Sarah Huckabee Sanders, the White House press secretary, denied on Sunday that the White House was playing any improper role in the process, saying McGahn had “allowed the Senate to dictate” the terms of the investigation, and that Trump would stay out of it.

People familiar with the investigation said Republican senators had developed the list of four potential witnesses for the FBI to interview, and shared it with the White House.

Former FBI officials familiar with the process said agents are free to follow up if they find evidence of criminal activity. The rules for background checks require that agents ask the White House if they want to expand the scope of their investigation or interview other witnesses.

A lawyer for Blasey, who testified that she was willing to cooperate with the authorities, said Sunday that she had not been contacted by the FBI. “We have not heard from the FBI despite repeated efforts to speak with them,” Debra S. Katz, the lawyer, said in a brief telephone interview Sunday morning.

Kavanaugh portrayed himself during a Fox News interview last week and in his Senate testimony Thursday as enjoying a beer or two as a high school and college student, but not as someone who often drank to excess during those years.

A number of people who overlapped with Kavanaugh at Yale or at Georgetown Preparatory School, the Catholic high school he attended — and who contacted the FBI this weekend to share information about him or his fraternity — expressed frustration with the limited scope of the background investigation.

One of those people, Tad Low, who was a year behind Kavanaugh at Yale, said that he spoke to a low-level agent Saturday, but had heard nothing since, an experience repeated by a number of other Yale graduates.

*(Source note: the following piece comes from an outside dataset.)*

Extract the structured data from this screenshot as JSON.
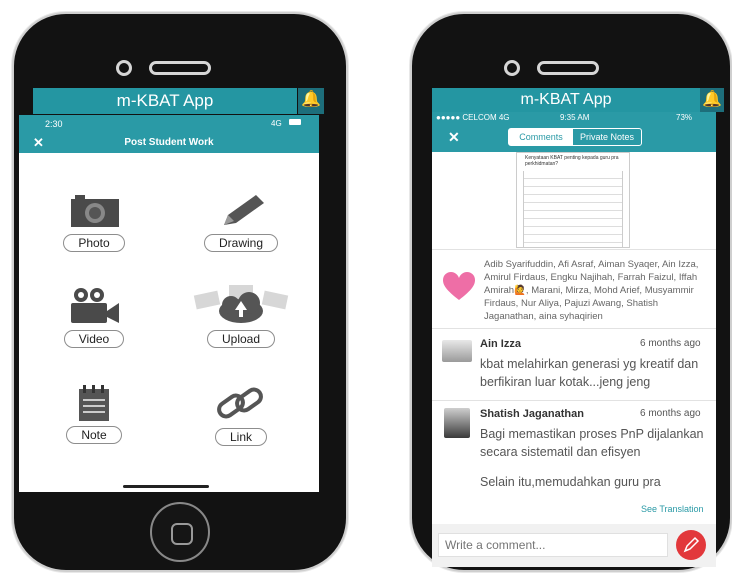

A Georgetown Prep classmate of Kavanaugh’s said he contacted Klobuchar’s office to report concerns about what he saw as the judge’s dishonesty about drinking. The senator’s office told the classmate that his information would be passed on to the FBI, but by Sunday evening he had not been contacted by anyone at the bureau.

Sen. Patrick J. Leahy, D-Vt., a member of the Judiciary Committee, said accusations of heavy drinking were “directly relevant” to the sexual misconduct charges against Kavanaugh. He said, “If the FBI investigation isn’t artificially limited in scope by the president to become meaningless, it will have to look into these discrepancies.”

But Collins, a moderate whose vote could determine Kavanaugh’s fate, said Sunday that “I am confident that the FBI will follow up on any leads that result from the interviews.”

As Democrats tried to sound alarms that the White House may be constraining the FBI’s work, one key member of the party indicated that if the Democrats won control of the House in November and Kavanaugh made it through the Senate, he would have no choice but to more fully investigate the claims against him.

“If he is on the Supreme Court and the Senate hasn’t investigated, the House will have to,” the lawmaker, Rep. Jerrold Nadler of New York, the top Democrat on the House Judiciary Committee, said on “This Week.” “We would have to investigate any credible allegations, certainly of perjury and other things that haven’t been properly looked into before.”

Sen. Lindsey Graham, R-S.C., said his party should open an investigation of its own into Senate Democrats’ interactions with Blasey. He accused Democrats of leaking the existence of a letter she had written about her allegations and disclosing the existence of an additional unrelated anonymous accusations against Kavanaugh.